▶ _Your goal_
Your task is to copy the data exactly while leaving out every picture.

▶ _Excerpted records_
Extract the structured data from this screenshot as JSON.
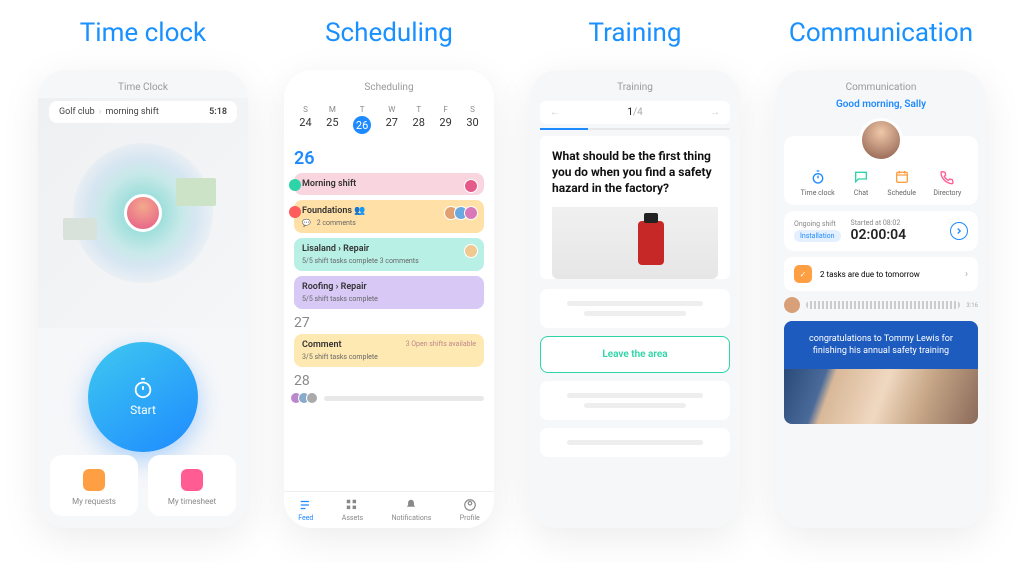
{
  "headings": [
    "Time clock",
    "Scheduling",
    "Training",
    "Communication"
  ],
  "timeclock": {
    "title": "Time Clock",
    "breadcrumb": {
      "location": "Golf club",
      "shift": "morning shift"
    },
    "elapsed": "5:18",
    "start_label": "Start",
    "tiles": {
      "requests": "My requests",
      "timesheet": "My timesheet"
    }
  },
  "scheduling": {
    "title": "Scheduling",
    "week": [
      {
        "dow": "S",
        "num": "24"
      },
      {
        "dow": "M",
        "num": "25"
      },
      {
        "dow": "T",
        "num": "26",
        "active": true
      },
      {
        "dow": "W",
        "num": "27"
      },
      {
        "dow": "T",
        "num": "28"
      },
      {
        "dow": "F",
        "num": "29"
      },
      {
        "dow": "S",
        "num": "30"
      }
    ],
    "big_day": "26",
    "cards": [
      {
        "title": "Morning shift",
        "color": "#f9d5e0",
        "comments": ""
      },
      {
        "title": "Foundations",
        "color": "#ffe0a6",
        "people_icon": true,
        "meta": "2 comments"
      },
      {
        "title": "Lisaland  ›  Repair",
        "color": "#b8f0e6",
        "meta": "5/5 shift tasks complete   3 comments"
      },
      {
        "title": "Roofing  ›  Repair",
        "color": "#d7c8f5",
        "meta": "5/5 shift tasks complete"
      }
    ],
    "day27": "27",
    "card27": {
      "title": "Comment",
      "color": "#ffe9b3",
      "open": "3  Open shifts available",
      "meta": "3/5 shift tasks complete"
    },
    "day28": "28",
    "nav": [
      "Feed",
      "Assets",
      "Notifications",
      "Profile"
    ]
  },
  "training": {
    "title": "Training",
    "page": {
      "cur": "1",
      "total": "/4"
    },
    "question": "What should be the first thing you do when you find a safety hazard in the factory?",
    "correct": "Leave the area"
  },
  "communication": {
    "title": "Communication",
    "greeting": "Good morning, Sally",
    "actions": [
      "Time clock",
      "Chat",
      "Schedule",
      "Directory"
    ],
    "shift": {
      "label": "Ongoing shift",
      "badge": "Installation",
      "started_label": "Started at 08:02",
      "elapsed": "02:00:04"
    },
    "due": "2 tasks are due to tomorrow",
    "audio_duration": "3:16",
    "banner": "congratulations to Tommy Lewis for finishing his annual safety training"
  }
}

▶ _Solution for this problem_
Extract the structured data from this screenshot as JSON.
{
  "headings": [
    "Time clock",
    "Scheduling",
    "Training",
    "Communication"
  ],
  "timeclock": {
    "title": "Time Clock",
    "breadcrumb": {
      "location": "Golf club",
      "shift": "morning shift"
    },
    "elapsed": "5:18",
    "start_label": "Start",
    "tiles": {
      "requests": "My requests",
      "timesheet": "My timesheet"
    }
  },
  "scheduling": {
    "title": "Scheduling",
    "week": [
      {
        "dow": "S",
        "num": "24"
      },
      {
        "dow": "M",
        "num": "25"
      },
      {
        "dow": "T",
        "num": "26",
        "active": true
      },
      {
        "dow": "W",
        "num": "27"
      },
      {
        "dow": "T",
        "num": "28"
      },
      {
        "dow": "F",
        "num": "29"
      },
      {
        "dow": "S",
        "num": "30"
      }
    ],
    "big_day": "26",
    "cards": [
      {
        "title": "Morning shift",
        "color": "#f9d5e0",
        "comments": ""
      },
      {
        "title": "Foundations",
        "color": "#ffe0a6",
        "people_icon": true,
        "meta": "2 comments"
      },
      {
        "title": "Lisaland  ›  Repair",
        "color": "#b8f0e6",
        "meta": "5/5 shift tasks complete   3 comments"
      },
      {
        "title": "Roofing  ›  Repair",
        "color": "#d7c8f5",
        "meta": "5/5 shift tasks complete"
      }
    ],
    "day27": "27",
    "card27": {
      "title": "Comment",
      "color": "#ffe9b3",
      "open": "3  Open shifts available",
      "meta": "3/5 shift tasks complete"
    },
    "day28": "28",
    "nav": [
      "Feed",
      "Assets",
      "Notifications",
      "Profile"
    ]
  },
  "training": {
    "title": "Training",
    "page": {
      "cur": "1",
      "total": "/4"
    },
    "question": "What should be the first thing you do when you find a safety hazard in the factory?",
    "correct": "Leave the area"
  },
  "communication": {
    "title": "Communication",
    "greeting": "Good morning, Sally",
    "actions": [
      "Time clock",
      "Chat",
      "Schedule",
      "Directory"
    ],
    "shift": {
      "label": "Ongoing shift",
      "badge": "Installation",
      "started_label": "Started at 08:02",
      "elapsed": "02:00:04"
    },
    "due": "2 tasks are due to tomorrow",
    "audio_duration": "3:16",
    "banner": "congratulations to Tommy Lewis for finishing his annual safety training"
  }
}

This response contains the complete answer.